# Define $F : \mathbb{R}^ω → \mathbb{R}^ω$ by $F(x)_n = \sum^n_{k=1} x_k$. Determine whether $F$ restricts to give a well-defined map $F : (\ell_p, d_p) → (\ell_q, d_q)$

Define F : $\mathbb{R}^? \rightarrow \mathbb{R}^?$ by $F(x)_n = \sum^n_{k=1} x_k$, that is by $F(x1, x2, x3, · · ·) = ( x1, x1+x2, x1+ x2+ x3, · · ·)$ . For each $p, q \in \{1, 2, ?\}$, determine whether $F$ restricts to give a well-defined map $F : (\ell_p, d_p) \rightarrow (\ell_q, d_q)$ and, if so, whether that map is continuous

For convenience one shows the following statements:
(i) If $F$ restricts to a map $\ell^p\to\ell^q$ then $q=\infty$.
(ii) If $F$ restricts to a map $\ell^p\to\ell^\infty$ then $p=1$.
(iii) Restricting $F$ to $\ell^1\to\ell^\infty$ one ges a continuous map.

(i)
Note that the sequence $2^{-n}$ is in $\ell^p$ for all $p\in[1,\infty]$. But
$$F((2^{-k})_k)_n = \frac{1-2^{-n+1}}{1-2}$$
and the only $\ell^q$ containing this image is $\ell^\infty$. This means that if $q\neq\infty$ the map $F$ does not restrict to a map $\ell^p\to\ell^q$ for any $p$.

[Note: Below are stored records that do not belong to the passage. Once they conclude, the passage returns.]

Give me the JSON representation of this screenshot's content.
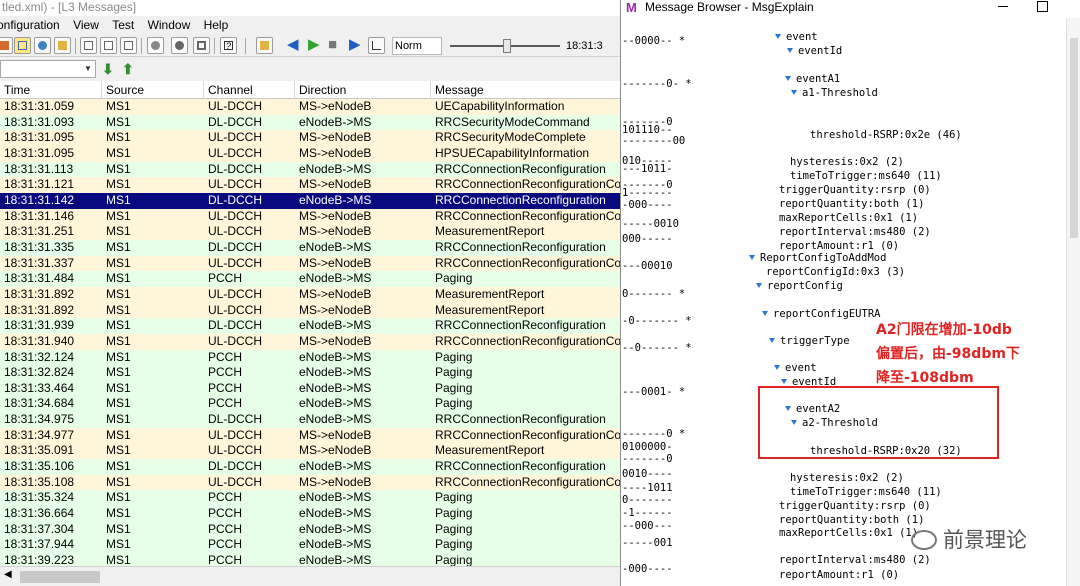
{
  "left_window": {
    "title": "tled.xml) - [L3 Messages]",
    "menu": [
      "onfiguration",
      "View",
      "Test",
      "Window",
      "Help"
    ],
    "zoom": "Norm",
    "time": "18:31:3",
    "columns": [
      "Time",
      "Source",
      "Channel",
      "Direction",
      "Message"
    ],
    "rows": [
      {
        "time": "18:31:31.059",
        "source": "MS1",
        "channel": "UL-DCCH",
        "direction": "MS->eNodeB",
        "message": "UECapabilityInformation",
        "type": "up"
      },
      {
        "time": "18:31:31.093",
        "source": "MS1",
        "channel": "DL-DCCH",
        "direction": "eNodeB->MS",
        "message": "RRCSecurityModeCommand",
        "type": "dl"
      },
      {
        "time": "18:31:31.095",
        "source": "MS1",
        "channel": "UL-DCCH",
        "direction": "MS->eNodeB",
        "message": "RRCSecurityModeComplete",
        "type": "up"
      },
      {
        "time": "18:31:31.095",
        "source": "MS1",
        "channel": "UL-DCCH",
        "direction": "MS->eNodeB",
        "message": "HPSUECapabilityInformation",
        "type": "up"
      },
      {
        "time": "18:31:31.113",
        "source": "MS1",
        "channel": "DL-DCCH",
        "direction": "eNodeB->MS",
        "message": "RRCConnectionReconfiguration",
        "type": "dl"
      },
      {
        "time": "18:31:31.121",
        "source": "MS1",
        "channel": "UL-DCCH",
        "direction": "MS->eNodeB",
        "message": "RRCConnectionReconfigurationCo",
        "type": "up"
      },
      {
        "time": "18:31:31.142",
        "source": "MS1",
        "channel": "DL-DCCH",
        "direction": "eNodeB->MS",
        "message": "RRCConnectionReconfiguration",
        "type": "sel"
      },
      {
        "time": "18:31:31.146",
        "source": "MS1",
        "channel": "UL-DCCH",
        "direction": "MS->eNodeB",
        "message": "RRCConnectionReconfigurationCo",
        "type": "up"
      },
      {
        "time": "18:31:31.251",
        "source": "MS1",
        "channel": "UL-DCCH",
        "direction": "MS->eNodeB",
        "message": "MeasurementReport",
        "type": "up"
      },
      {
        "time": "18:31:31.335",
        "source": "MS1",
        "channel": "DL-DCCH",
        "direction": "eNodeB->MS",
        "message": "RRCConnectionReconfiguration",
        "type": "dl"
      },
      {
        "time": "18:31:31.337",
        "source": "MS1",
        "channel": "UL-DCCH",
        "direction": "MS->eNodeB",
        "message": "RRCConnectionReconfigurationCo",
        "type": "up"
      },
      {
        "time": "18:31:31.484",
        "source": "MS1",
        "channel": "PCCH",
        "direction": "eNodeB->MS",
        "message": "Paging",
        "type": "dl"
      },
      {
        "time": "18:31:31.892",
        "source": "MS1",
        "channel": "UL-DCCH",
        "direction": "MS->eNodeB",
        "message": "MeasurementReport",
        "type": "up"
      },
      {
        "time": "18:31:31.892",
        "source": "MS1",
        "channel": "UL-DCCH",
        "direction": "MS->eNodeB",
        "message": "MeasurementReport",
        "type": "up"
      },
      {
        "time": "18:31:31.939",
        "source": "MS1",
        "channel": "DL-DCCH",
        "direction": "eNodeB->MS",
        "message": "RRCConnectionReconfiguration",
        "type": "dl"
      },
      {
        "time": "18:31:31.940",
        "source": "MS1",
        "channel": "UL-DCCH",
        "direction": "MS->eNodeB",
        "message": "RRCConnectionReconfigurationCo",
        "type": "up"
      },
      {
        "time": "18:31:32.124",
        "source": "MS1",
        "channel": "PCCH",
        "direction": "eNodeB->MS",
        "message": "Paging",
        "type": "dl"
      },
      {
        "time": "18:31:32.824",
        "source": "MS1",
        "channel": "PCCH",
        "direction": "eNodeB->MS",
        "message": "Paging",
        "type": "dl"
      },
      {
        "time": "18:31:33.464",
        "source": "MS1",
        "channel": "PCCH",
        "direction": "eNodeB->MS",
        "message": "Paging",
        "type": "dl"
      },
      {
        "time": "18:31:34.684",
        "source": "MS1",
        "channel": "PCCH",
        "direction": "eNodeB->MS",
        "message": "Paging",
        "type": "dl"
      },
      {
        "time": "18:31:34.975",
        "source": "MS1",
        "channel": "DL-DCCH",
        "direction": "eNodeB->MS",
        "message": "RRCConnectionReconfiguration",
        "type": "dl"
      },
      {
        "time": "18:31:34.977",
        "source": "MS1",
        "channel": "UL-DCCH",
        "direction": "MS->eNodeB",
        "message": "RRCConnectionReconfigurationCo",
        "type": "up"
      },
      {
        "time": "18:31:35.091",
        "source": "MS1",
        "channel": "UL-DCCH",
        "direction": "MS->eNodeB",
        "message": "MeasurementReport",
        "type": "up"
      },
      {
        "time": "18:31:35.106",
        "source": "MS1",
        "channel": "DL-DCCH",
        "direction": "eNodeB->MS",
        "message": "RRCConnectionReconfiguration",
        "type": "dl"
      },
      {
        "time": "18:31:35.108",
        "source": "MS1",
        "channel": "UL-DCCH",
        "direction": "MS->eNodeB",
        "message": "RRCConnectionReconfigurationCo",
        "type": "up"
      },
      {
        "time": "18:31:35.324",
        "source": "MS1",
        "channel": "PCCH",
        "direction": "eNodeB->MS",
        "message": "Paging",
        "type": "dl"
      },
      {
        "time": "18:31:36.664",
        "source": "MS1",
        "channel": "PCCH",
        "direction": "eNodeB->MS",
        "message": "Paging",
        "type": "dl"
      },
      {
        "time": "18:31:37.304",
        "source": "MS1",
        "channel": "PCCH",
        "direction": "eNodeB->MS",
        "message": "Paging",
        "type": "dl"
      },
      {
        "time": "18:31:37.944",
        "source": "MS1",
        "channel": "PCCH",
        "direction": "eNodeB->MS",
        "message": "Paging",
        "type": "dl"
      },
      {
        "time": "18:31:39.223",
        "source": "MS1",
        "channel": "PCCH",
        "direction": "eNodeB->MS",
        "message": "Paging",
        "type": "dl"
      }
    ]
  },
  "right_window": {
    "title": "Message Browser - MsgExplain",
    "bits": [
      "--0000-- *",
      "-------0- *",
      "-------0",
      "101110--",
      "--------00",
      "010-----",
      "---1011-",
      "-------0",
      "1-------",
      "-000----",
      "-----0010",
      "000-----",
      "---00010",
      "0------- *",
      "-0------- *",
      "--0------ *",
      "---0001- *",
      "-------0 *",
      "0100000-",
      "-------0",
      "0010----",
      "----1011",
      "0-------",
      "-1------",
      "--000---",
      "-----001",
      "-000----"
    ],
    "tree": [
      {
        "text": "event",
        "arrow": true
      },
      {
        "text": "eventId",
        "arrow": true
      },
      {
        "text": "eventA1",
        "arrow": true
      },
      {
        "text": "a1-Threshold",
        "arrow": true
      },
      {
        "text": "threshold-RSRP:0x2e (46)",
        "arrow": false
      },
      {
        "text": "hysteresis:0x2 (2)",
        "arrow": false
      },
      {
        "text": "timeToTrigger:ms640 (11)",
        "arrow": false
      },
      {
        "text": "triggerQuantity:rsrp (0)",
        "arrow": false
      },
      {
        "text": "reportQuantity:both (1)",
        "arrow": false
      },
      {
        "text": "maxReportCells:0x1 (1)",
        "arrow": false
      },
      {
        "text": "reportInterval:ms480 (2)",
        "arrow": false
      },
      {
        "text": "reportAmount:r1 (0)",
        "arrow": false
      },
      {
        "text": "ReportConfigToAddMod",
        "arrow": true
      },
      {
        "text": "reportConfigId:0x3 (3)",
        "arrow": false
      },
      {
        "text": "reportConfig",
        "arrow": true
      },
      {
        "text": "reportConfigEUTRA",
        "arrow": true
      },
      {
        "text": "triggerType",
        "arrow": true
      },
      {
        "text": "event",
        "arrow": true
      },
      {
        "text": "eventId",
        "arrow": true
      },
      {
        "text": "eventA2",
        "arrow": true
      },
      {
        "text": "a2-Threshold",
        "arrow": true
      },
      {
        "text": "threshold-RSRP:0x20 (32)",
        "arrow": false
      },
      {
        "text": "hysteresis:0x2 (2)",
        "arrow": false
      },
      {
        "text": "timeToTrigger:ms640 (11)",
        "arrow": false
      },
      {
        "text": "triggerQuantity:rsrp (0)",
        "arrow": false
      },
      {
        "text": "reportQuantity:both (1)",
        "arrow": false
      },
      {
        "text": "maxReportCells:0x1 (1)",
        "arrow": false
      },
      {
        "text": "reportInterval:ms480 (2)",
        "arrow": false
      },
      {
        "text": "reportAmount:r1 (0)",
        "arrow": false
      }
    ],
    "annotation": [
      "A2门限在增加-10db",
      "偏置后，由-98dbm下",
      "降至-108dbm"
    ],
    "watermark": "前景理论"
  }
}
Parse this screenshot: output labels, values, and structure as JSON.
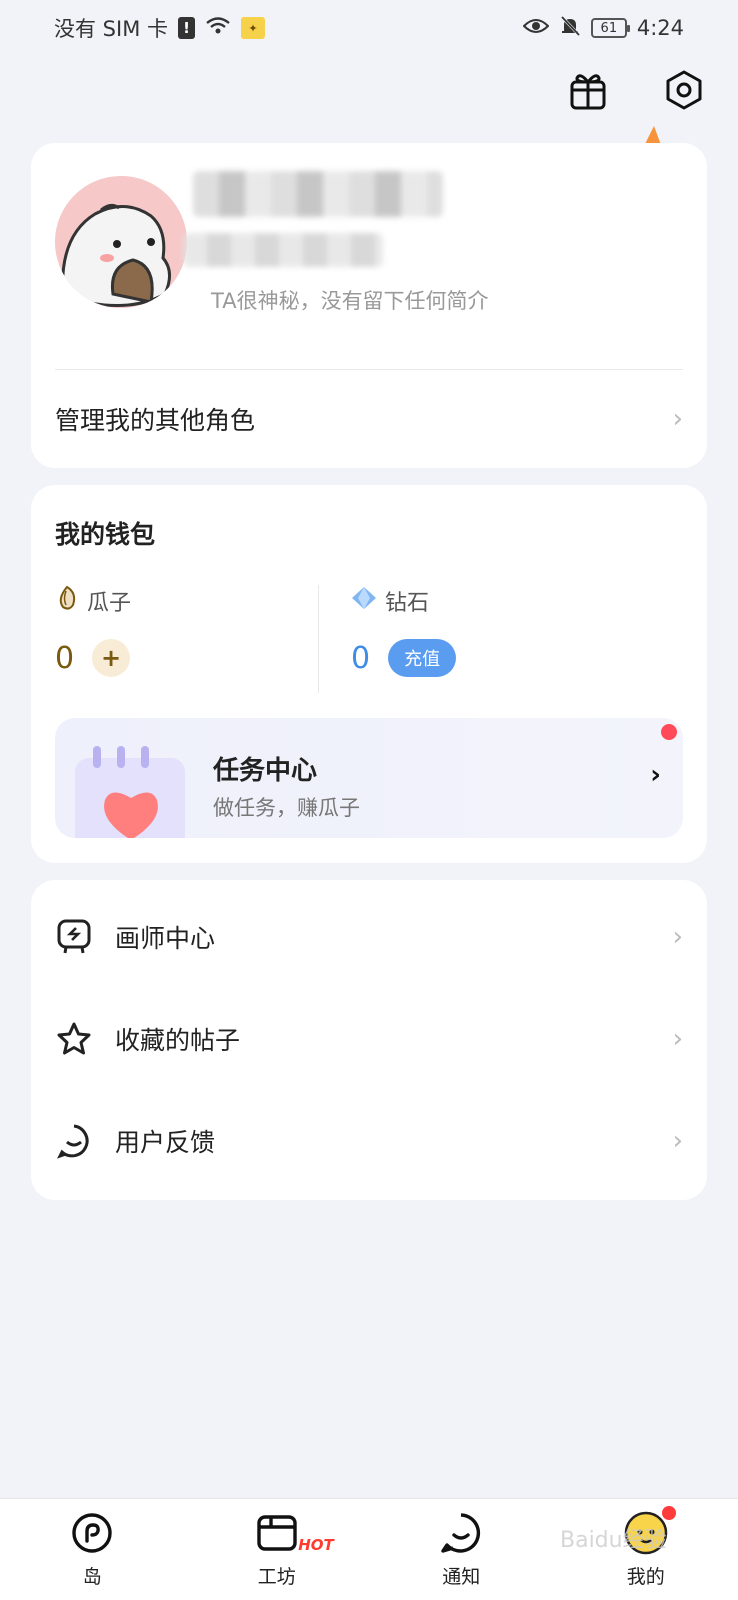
{
  "status_bar": {
    "carrier": "没有 SIM 卡",
    "battery": "61",
    "time": "4:24"
  },
  "profile": {
    "bio": "TA很神秘，没有留下任何简介",
    "manage_roles_label": "管理我的其他角色"
  },
  "wallet": {
    "title": "我的钱包",
    "seeds_label": "瓜子",
    "seeds_value": "0",
    "seeds_add": "+",
    "diamonds_label": "钻石",
    "diamonds_value": "0",
    "recharge_label": "充值"
  },
  "task": {
    "title": "任务中心",
    "subtitle": "做任务，赚瓜子"
  },
  "menu": {
    "items": [
      {
        "label": "画师中心",
        "icon": "artist-icon"
      },
      {
        "label": "收藏的帖子",
        "icon": "star-icon"
      },
      {
        "label": "用户反馈",
        "icon": "feedback-icon"
      }
    ]
  },
  "bottom_nav": {
    "items": [
      {
        "label": "岛",
        "icon": "island-icon"
      },
      {
        "label": "工坊",
        "icon": "workshop-icon",
        "badge": "HOT"
      },
      {
        "label": "通知",
        "icon": "chat-icon"
      },
      {
        "label": "我的",
        "icon": "avatar-icon"
      }
    ]
  },
  "watermark": "Baidu经验",
  "colors": {
    "background": "#f2f3f8",
    "recharge": "#5a9cf0",
    "diamond": "#3f8de6",
    "seed": "#7a5a10",
    "hot": "#ff3b2f",
    "annotation_arrow": "#f7933a"
  }
}
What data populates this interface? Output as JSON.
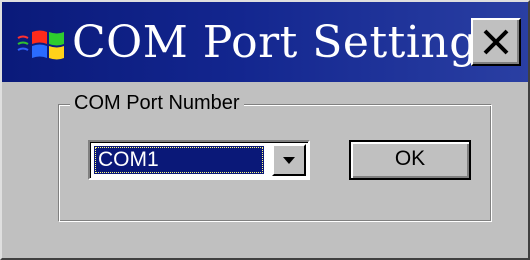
{
  "window": {
    "title": "COM Port Setting",
    "title_bar_color": "#13268f"
  },
  "icons": {
    "app": "windows-flag-icon",
    "close": "close-icon",
    "dropdown": "chevron-down-icon"
  },
  "group": {
    "label": "COM Port  Number"
  },
  "com_select": {
    "value": "COM1",
    "selected_color": "#0a1878"
  },
  "buttons": {
    "ok_label": "OK"
  }
}
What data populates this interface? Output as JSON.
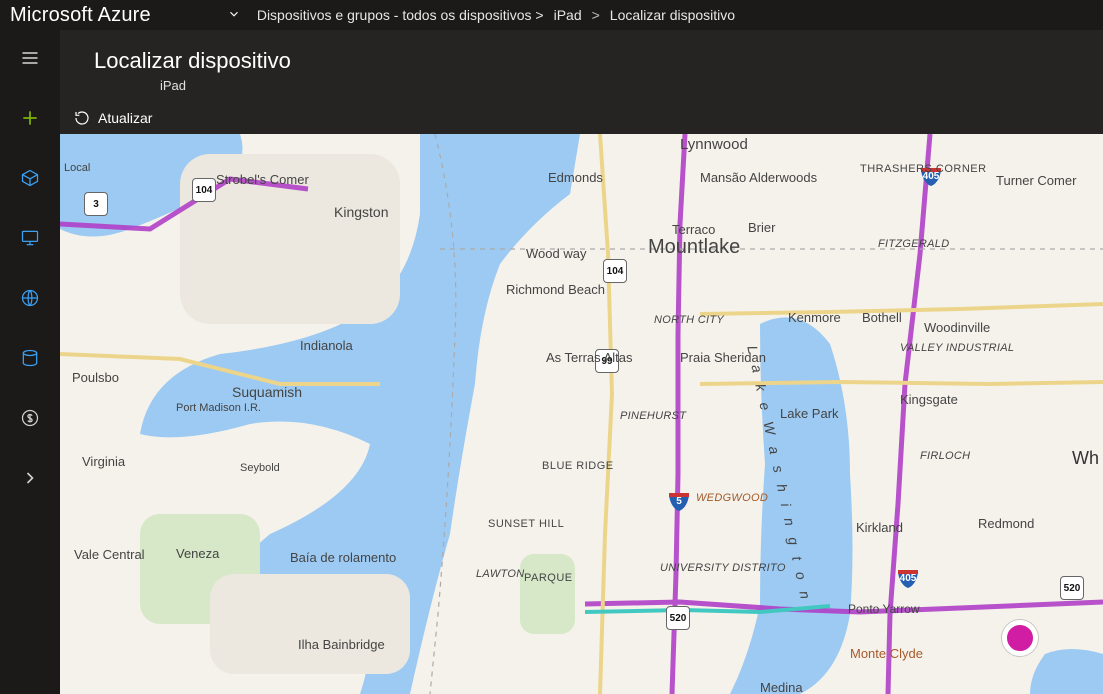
{
  "brand": "Microsoft Azure",
  "breadcrumb": {
    "item1": "Dispositivos e grupos - todos os dispositivos >",
    "item2": "iPad",
    "sep": ">",
    "item3": "Localizar dispositivo"
  },
  "blade": {
    "title": "Localizar dispositivo",
    "subtitle": "iPad"
  },
  "toolbar": {
    "refresh": "Atualizar"
  },
  "map_labels": {
    "local": "Local",
    "strobels": "Strobel's Comer",
    "kingston": "Kingston",
    "indianola": "Indianola",
    "poulsbo": "Poulsbo",
    "suquamish": "Suquamish",
    "portmadison": "Port Madison I.R.",
    "virginia": "Virginia",
    "seybold": "Seybold",
    "veneza": "Veneza",
    "valecentral": "Vale Central",
    "baia": "Baía de rolamento",
    "ilha": "Ilha Bainbridge",
    "edmonds": "Edmonds",
    "woodway": "Wood way",
    "terraco": "Terraco",
    "mountlake": "Mountlake",
    "richmond": "Richmond Beach",
    "asterras": "As Terras Altas",
    "blueridge": "BLUE RIDGE",
    "sunset": "SUNSET HILL",
    "lawton": "LAWTON",
    "parque": "PARQUE",
    "northcity": "NORTH CITY",
    "praia": "Praia Sheridan",
    "pinehurst": "PINEHURST",
    "university": "UNIVERSITY DISTRITO",
    "wedgwood": "WEDGWOOD",
    "brier": "Brier",
    "lynnwood": "Lynnwood",
    "kenmore": "Kenmore",
    "lakepark": "Lake Park",
    "bothell": "Bothell",
    "kirkland": "Kirkland",
    "redmond": "Redmond",
    "woodinville": "Woodinville",
    "kingsgate": "Kingsgate",
    "firloch": "FIRLOCH",
    "valleyind": "VALLEY INDUSTRIAL",
    "mansaoA": "Mansão Alderwoods",
    "thrashers": "THRASHERS CORNER",
    "turner": "Turner Comer",
    "fitzgerald": "FITZGERALD",
    "pontoyarrow": "Ponto Yarrow",
    "monteclyde": "Monte Clyde",
    "medina": "Medina",
    "wh": "Wh",
    "lakewash": "L a k e   W a s h i n g t o n"
  },
  "roads": {
    "r3": "3",
    "r104a": "104",
    "r104b": "104",
    "i5": "5",
    "r99": "99",
    "r520a": "520",
    "r520b": "520",
    "r405a": "405",
    "r405b": "405"
  }
}
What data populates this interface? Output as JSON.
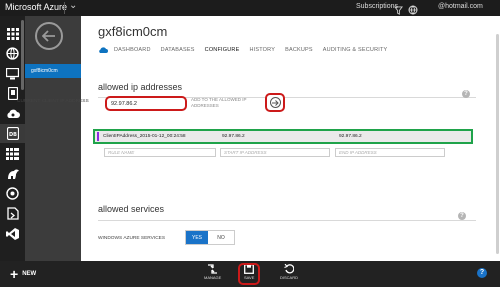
{
  "topbar": {
    "brand": "Microsoft Azure",
    "subscriptions": "Subscriptions",
    "account": "@hotmail.com"
  },
  "sidebar": {
    "items": [
      {
        "icon": "all-items-icon"
      },
      {
        "icon": "websites-icon"
      },
      {
        "icon": "virtual-machines-icon"
      },
      {
        "icon": "mobile-services-icon"
      },
      {
        "icon": "cloud-services-icon"
      },
      {
        "icon": "sql-databases-icon"
      },
      {
        "icon": "storage-icon"
      },
      {
        "icon": "hdinsight-icon"
      },
      {
        "icon": "media-services-icon"
      },
      {
        "icon": "service-bus-icon"
      },
      {
        "icon": "visual-studio-icon"
      }
    ]
  },
  "subnav": {
    "item": "gxf8icm0cm"
  },
  "main": {
    "title": "gxf8icm0cm",
    "tabs": [
      "DASHBOARD",
      "DATABASES",
      "CONFIGURE",
      "HISTORY",
      "BACKUPS",
      "AUDITING & SECURITY"
    ],
    "allowed_ip": {
      "title": "allowed ip addresses",
      "current_label": "CURRENT CLIENT IP ADDRESS",
      "current_value": "92.97.86.2",
      "add_text": "ADD TO THE ALLOWED IP ADDRESSES",
      "rule": {
        "name": "ClientIPAddress_2015-01-12_00:24:58",
        "start": "92.97.86.2",
        "end": "92.97.86.2"
      },
      "placeholders": {
        "rule_name": "RULE NAME",
        "start_ip": "START IP ADDRESS",
        "end_ip": "END IP ADDRESS"
      }
    },
    "allowed_services": {
      "title": "allowed services",
      "ws_label": "WINDOWS AZURE SERVICES",
      "yes": "YES",
      "no": "NO",
      "selected": "YES"
    }
  },
  "bottombar": {
    "new_label": "NEW",
    "manage": "MANAGE",
    "save": "SAVE",
    "discard": "DISCARD",
    "help": "?"
  },
  "colors": {
    "accent_blue": "#1a73c8",
    "highlight_red": "#cc1a1a",
    "highlight_green": "#1fa34a",
    "rule_bar": "#8a2be2"
  }
}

(ii)
Suppose $p>1$, then look at
$$x_n:= \dfrac1{n^{1/p + \epsilon(p)}}$$
here $\epsilon(p)$ is any number $>0$ so that $1/p + \epsilon(p) <1$ (eg $\epsilon(p) = 1-\frac2{p}$ is one example). You have that:
$$|x_n|^p < \frac1{n^{1+\epsilon(p)}}$$
where the right-hand side is summable, so $(x_n)_{n\in\Bbb N}\in \ell^p$. But:
$$x_n > \frac1n$$
which is not summable, so
$$F(x)_n = \sum_{k=1}^n \frac1{n^{1/p+\epsilon(p)}}$$
is unbounded and $F(x)$ does not lie in $\ell^\infty$.

(iii)
For all $x\in \ell^1$ one has that $x$ is an absolutely summable sequence. So one gets:
$$|F(x)_n| = \left|\sum_{k=1}^n x_k\right| ?\sum_{k=1}^n |x_k| ? \sum_{k=1}^\infty |x_k| = \|x\|_{\ell^1} <\infty$$
So $|F(x)_n|$ is bounded by $\|x\|_{\ell^1}$ and the map is well defined as a map $\ell^1\to\ell^\infty$. The same calculation shows that it is continuous:
$$\sup_{x\in \ell^1, \|x\|_{\ell^1}?1}\|F(x)\|_{\ell^\infty}? \sup_{x\in \ell^1, \|x\|_{\ell^1}?1} \|x\|_{\ell^1} ? 1$$

• Dynkin

For (ii) I forgot to say why $F$ does not restrict to a map $\ell^\infty\to\ell^\infty$. Note here that $\ell^p\subseteq \ell^\infty$ to get this.